(Concrete, easy-to-answer question below, explanation first)
Common adage: Modern deep learning techniques are sample-inefficient; it takes loads of data for them to learn things. If you pre-train them, it takes less additional data for them to learn something new, but still compared to humans it takes a lot.
--It seems like bigger neural nets need to see less data to reach the same level of performance.
--It seems like bigger neural nets need fewer epochs to reach convergence. Soon they'll only need to see each data point once. (Search this for "multiple epochs")
I feel like this take is in tension with the common adage. I wonder: If there is a fact mentioned in GPT-3's training data, how many times does it need to be mentioned before GPT-3 comes to know that fact? For example, I'm told that GPT-3 knows the names of most prominent members of the rationalist community. How many times has it seen each name? Are we talking ten times, or ten thousand?*
I'd be interested to hear people do a bit of a search for the "most sample-efficient/obscure fact" in GPT-3's repertoire. In this manner we could quantity how many times GPT-3 needs to see something before it learns it. (Maybe we don't have access to the dataset used to train GPT-3. But people at Eleuther.ai have The Pile, right? And they've trained big transformers on it? We could answer the question easily and precisely there, no?)

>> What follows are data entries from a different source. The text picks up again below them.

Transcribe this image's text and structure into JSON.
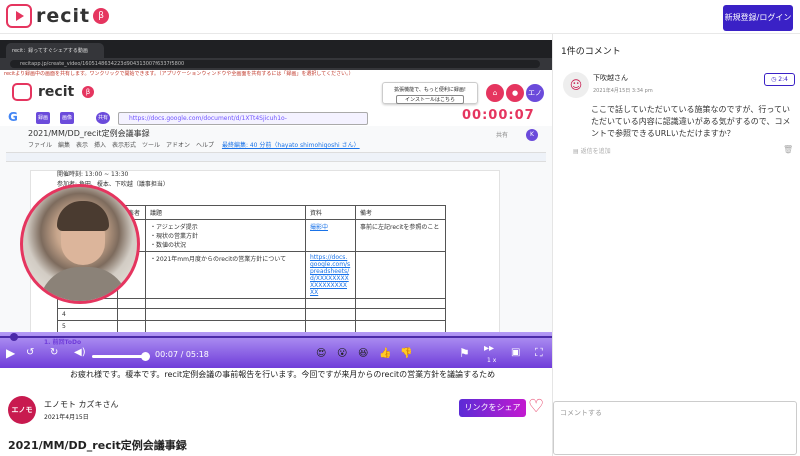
{
  "app": {
    "logo_text": "recit",
    "beta_badge": "β",
    "login_button": "新規登録/ログイン"
  },
  "video": {
    "browser_tab": "recit：録ってすぐシェアする動画",
    "browser_url": "recitapp.jp/create_video/1605148634223d904313007f6337f5800",
    "notice": "recitより録画中の画面を共有します。ワンクリックで開始できます。（アプリケーションウィンドウや全画面を共有するには「録画」を選択してください。）",
    "inner_logo": "recit",
    "install_prompt": "拡張機能で、もっと便利に録画!",
    "install_button": "インストールはこちら",
    "inner_avatar": "エノ",
    "notif_count": "1",
    "google_g": "G",
    "toolbar_labels": [
      "録画",
      "画像",
      "共有"
    ],
    "doc_url": "https://docs.google.com/document/d/1XTt4Sjicuh1o-jPT9NGN2_MSRVLy_fMACDAxaFgs",
    "timer": "00:00:07",
    "doc_title": "2021/MM/DD_recit定例会議事録",
    "doc_menu": "ファイル　編集　表示　挿入　表示形式　ツール　アドオン　ヘルプ",
    "doc_edit_note": "最終編集: 40 分前（hayato shimohigoshi さん）",
    "doc_share": "共有",
    "doc_user": "K",
    "doc_lines": [
      "開催時刻: 13:00 ~ 13:30",
      "参加者: 角田、榎本、下吹越（議事担当）"
    ],
    "table_header": [
      "",
      "発表者",
      "議題",
      "資料",
      "備考"
    ],
    "table_rows": [
      [
        "",
        "榎本",
        "・アジェンダ提示\n・現状の営業方針\n・数値の状況",
        "撮影中",
        "事前に左記recitを参照のこと"
      ],
      [
        "",
        "主宰",
        "・2021年mm月度からのrecitの営業方針について",
        "https://docs.google.com/spreadsheets/d/XXXXXXXXXXXXXXXXXXX",
        ""
      ],
      [
        "",
        "",
        "",
        "",
        ""
      ],
      [
        "4",
        "",
        "",
        "",
        ""
      ],
      [
        "5",
        "",
        "",
        "",
        ""
      ]
    ],
    "chapter": "1. 前回ToDo",
    "time": "00:07 / 05:18",
    "speed": "1 x",
    "subtitle": "お疲れ様です。榎本です。recit定例会議の事前報告を行います。今回ですが来月からのrecitの営業方針を議論するため"
  },
  "uploader": {
    "avatar": "エノモ",
    "name": "エノモト カズキさん",
    "date": "2021年4月15日",
    "share_button": "リンクをシェア"
  },
  "page_title": "2021/MM/DD_recit定例会議事録",
  "comments": {
    "count_label": "1件のコメント",
    "items": [
      {
        "author": "下吹越さん",
        "date": "2021年4月15日 3:34 pm",
        "timestamp": "2:4",
        "text": "ここで話していただいている施策なのですが、行っていただいている内容に認識違いがある気がするので、コメントで参照できるURLいただけますか？",
        "reply_placeholder": "返信を追加"
      }
    ],
    "input_placeholder": "コメントする"
  }
}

Or am I thinking about this all wrong somehow? This seems like an obvious idea, I wonder why I haven't heard of it before.
*Suppose it is ten thousand. Then that means one in every ten million two-word strings on the internet is "Paul Christiano." (The dataset for GPT-3 was 300B tokens) Add in all the other rationalists/EAs and probably it means one in every hundred thousand words is the name of some prominent rationalist/EA. Surely this is too much, no? It seems way too much according to Google Ngram Viewer.